** WHAT YOU ARE ASKED TO DO **
Skip every image and restate the data word for word.

** THE DATA follows **

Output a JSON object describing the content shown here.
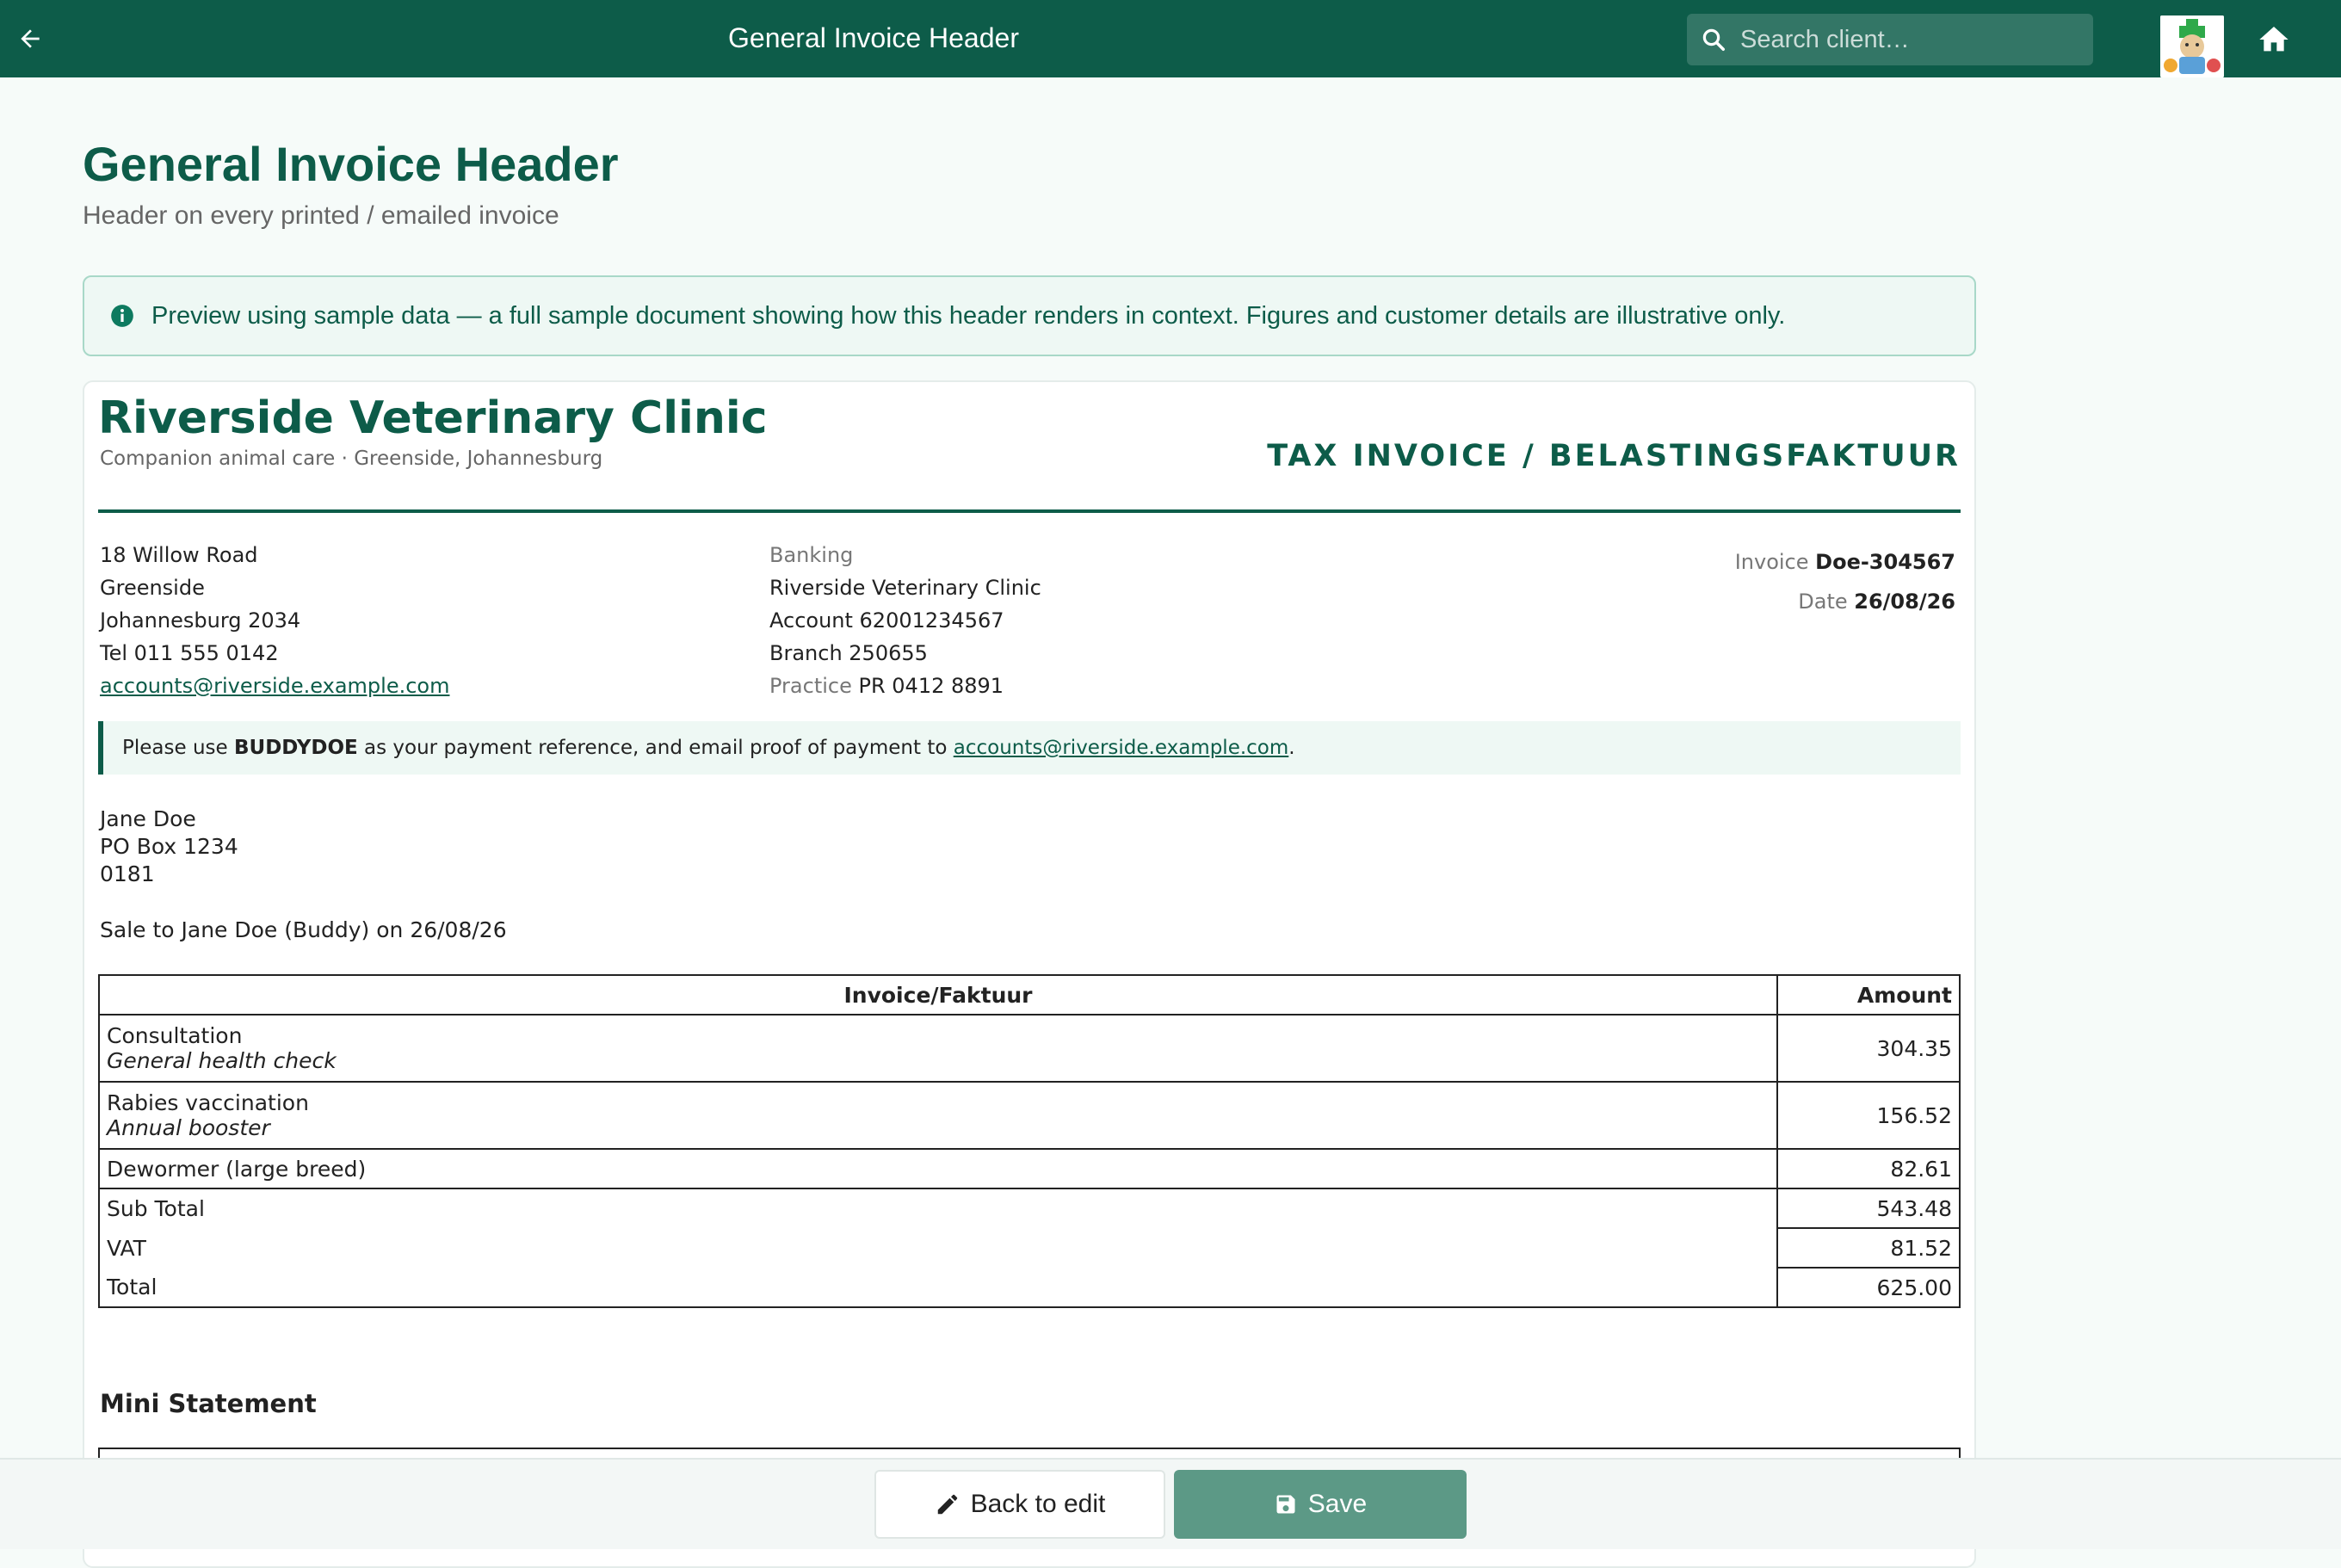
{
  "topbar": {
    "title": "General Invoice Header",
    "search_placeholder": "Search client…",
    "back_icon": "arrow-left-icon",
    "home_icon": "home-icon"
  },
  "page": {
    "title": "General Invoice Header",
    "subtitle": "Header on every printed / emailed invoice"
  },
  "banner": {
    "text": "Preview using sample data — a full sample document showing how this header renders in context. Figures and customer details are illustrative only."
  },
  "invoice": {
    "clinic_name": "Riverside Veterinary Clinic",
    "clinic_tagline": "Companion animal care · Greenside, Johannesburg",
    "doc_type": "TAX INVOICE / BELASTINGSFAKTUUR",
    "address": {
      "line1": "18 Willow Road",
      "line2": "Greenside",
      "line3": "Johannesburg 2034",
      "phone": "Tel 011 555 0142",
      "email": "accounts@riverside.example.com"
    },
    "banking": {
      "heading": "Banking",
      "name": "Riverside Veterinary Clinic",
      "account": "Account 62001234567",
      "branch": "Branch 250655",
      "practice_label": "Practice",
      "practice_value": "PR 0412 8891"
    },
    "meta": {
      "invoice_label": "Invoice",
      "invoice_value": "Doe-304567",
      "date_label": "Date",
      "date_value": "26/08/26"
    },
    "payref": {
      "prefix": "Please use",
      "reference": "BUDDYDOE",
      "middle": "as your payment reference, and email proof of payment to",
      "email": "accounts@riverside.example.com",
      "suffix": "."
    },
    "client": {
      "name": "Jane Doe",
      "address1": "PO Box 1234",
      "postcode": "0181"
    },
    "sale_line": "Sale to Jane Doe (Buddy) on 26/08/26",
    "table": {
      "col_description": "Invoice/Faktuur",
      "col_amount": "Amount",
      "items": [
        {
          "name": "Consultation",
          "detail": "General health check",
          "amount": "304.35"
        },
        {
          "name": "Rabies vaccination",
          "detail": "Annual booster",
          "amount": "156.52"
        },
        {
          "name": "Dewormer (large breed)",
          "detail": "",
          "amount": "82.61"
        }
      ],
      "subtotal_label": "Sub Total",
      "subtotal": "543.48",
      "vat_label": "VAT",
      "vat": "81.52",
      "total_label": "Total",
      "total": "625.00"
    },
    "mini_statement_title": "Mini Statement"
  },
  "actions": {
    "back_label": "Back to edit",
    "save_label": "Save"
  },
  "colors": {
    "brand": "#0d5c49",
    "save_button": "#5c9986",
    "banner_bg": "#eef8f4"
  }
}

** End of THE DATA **

** SOLUTION TO THE PROBLEM **
Output a JSON object describing the content shown here.
{
  "topbar": {
    "title": "General Invoice Header",
    "search_placeholder": "Search client…",
    "back_icon": "arrow-left-icon",
    "home_icon": "home-icon"
  },
  "page": {
    "title": "General Invoice Header",
    "subtitle": "Header on every printed / emailed invoice"
  },
  "banner": {
    "text": "Preview using sample data — a full sample document showing how this header renders in context. Figures and customer details are illustrative only."
  },
  "invoice": {
    "clinic_name": "Riverside Veterinary Clinic",
    "clinic_tagline": "Companion animal care · Greenside, Johannesburg",
    "doc_type": "TAX INVOICE / BELASTINGSFAKTUUR",
    "address": {
      "line1": "18 Willow Road",
      "line2": "Greenside",
      "line3": "Johannesburg 2034",
      "phone": "Tel 011 555 0142",
      "email": "accounts@riverside.example.com"
    },
    "banking": {
      "heading": "Banking",
      "name": "Riverside Veterinary Clinic",
      "account": "Account 62001234567",
      "branch": "Branch 250655",
      "practice_label": "Practice",
      "practice_value": "PR 0412 8891"
    },
    "meta": {
      "invoice_label": "Invoice",
      "invoice_value": "Doe-304567",
      "date_label": "Date",
      "date_value": "26/08/26"
    },
    "payref": {
      "prefix": "Please use",
      "reference": "BUDDYDOE",
      "middle": "as your payment reference, and email proof of payment to",
      "email": "accounts@riverside.example.com",
      "suffix": "."
    },
    "client": {
      "name": "Jane Doe",
      "address1": "PO Box 1234",
      "postcode": "0181"
    },
    "sale_line": "Sale to Jane Doe (Buddy) on 26/08/26",
    "table": {
      "col_description": "Invoice/Faktuur",
      "col_amount": "Amount",
      "items": [
        {
          "name": "Consultation",
          "detail": "General health check",
          "amount": "304.35"
        },
        {
          "name": "Rabies vaccination",
          "detail": "Annual booster",
          "amount": "156.52"
        },
        {
          "name": "Dewormer (large breed)",
          "detail": "",
          "amount": "82.61"
        }
      ],
      "subtotal_label": "Sub Total",
      "subtotal": "543.48",
      "vat_label": "VAT",
      "vat": "81.52",
      "total_label": "Total",
      "total": "625.00"
    },
    "mini_statement_title": "Mini Statement"
  },
  "actions": {
    "back_label": "Back to edit",
    "save_label": "Save"
  },
  "colors": {
    "brand": "#0d5c49",
    "save_button": "#5c9986",
    "banner_bg": "#eef8f4"
  }
}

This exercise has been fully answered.